- Side effects
- Antibiotic-resistant infections
- Infections that can cause diarrhea or deadly colon inflammations
The CDC, which implemented the guidelines, estimates that at least 47 million antibiotic prescriptions each year are unnecessary.
The CDC called the situation “a public health crisis.” The World Health Organization said it’s “a major threat to human health.” The Department of Defense went so far as to call it “a threat to national security” because of the growing problem of antibiotic resistance in humans and animals.
“We’ve had some success fighting antibiotic resistance but, if we don’t all act fast together, we will see global progress quickly unravel,” Alex Azar, Health and Human Services secretary, said in challenging other countries to join the effort.
Patients demand drugs
But American health care organizations find themselves in a bit of a predicament.
They are now reimbursed based largely on patient satisfaction surveys. While that does create an incentive to provide quality care, a report in the Journal of the American Medical Association found that patients score doctors poorly if they don’t prescribe antibiotics — regardless of whether the drugs would help.
In other words, some patients would rather take a medication even if it does nothing to help and might actually harm them.
What helps to relieve symptoms of a virus?
- Extra water and fluids
- A vaporizer or saline nasal spray to relieve congestion
- Ice chips, sore throat spray or lozenges for sore throats
- Cough drops to relieve a cough
- Over-the-counter pain medications
Virus vs. bacteria
Here are some common illnesses, whether the usual cause is a virus or a bacteria and whether an antibiotic is needed to treat them:
Bacteria (antibiotic needed):
- Whooping cough
- Strep throat
- Urinary tract infection with symptoms such as fever, pain or more frequent urination
Virus (no antibiotic needed; treat the symptoms):
- Cold or runny nose
- Bronchitis or chest cold in an otherwise healthy person
- Sore throat (except strep)
- Fluid in middle ear
Costs of unneeded prescriptions
Beyond the personal impact to each patient, data from the CDC and American Journal of Medicine show the societal and financial cost of excessive antibiotic use in the U.S.:
- More than 2.8 million antibiotic-resistant infections occur in the U.S. each year
- More than 35,000 people die as a result of antibiotic-resistant infections
- Of the more than half of all hospital patients who receive an antibiotic, 30-50 percent are unnecessary or inappropriate
- Of those patients, the impact of those antibiotics increased the average hospital stay by 4.2 days and charges by $5,638
Health care organizations could be disciplined if they don’t meet certain benchmarks in the CDC requirement of promoting public awareness of antimicrobial stewardship.

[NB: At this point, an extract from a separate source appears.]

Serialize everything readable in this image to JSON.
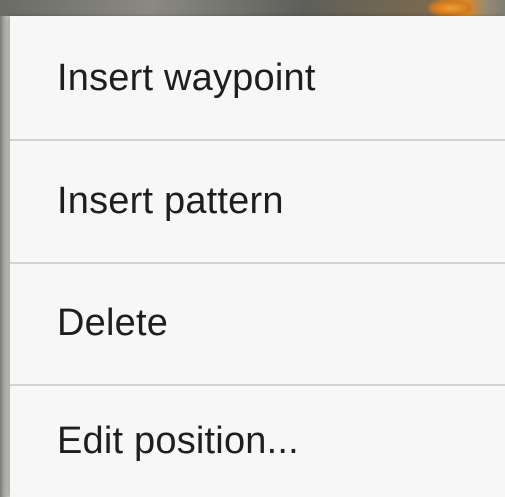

To help meet those targets, Sanford Rock Rapids led the effort to implement changes at the medical center to create that accountability:
- Link the illness to the preferred antibiotic through prescribing guidelines.
- Track certain diagnoses and the antibiotics prescribed, if any, at each visit. This determines if providers followed the guidelines or if they prescribed antibiotics that weren’t needed.
- Establish a committee that meets routinely to share how doctors are doing at following the guidelines.
- Report that data to the CDC.
- Educate leaders, doctors, nurses, staff and patients about the antibiotic stewardship effort.
For pharmacists, the net effect of the CDC guidelines will be to tap their knowledge about antibiotics on the market to help providers make better prescribing decisions, regardless of what patients want.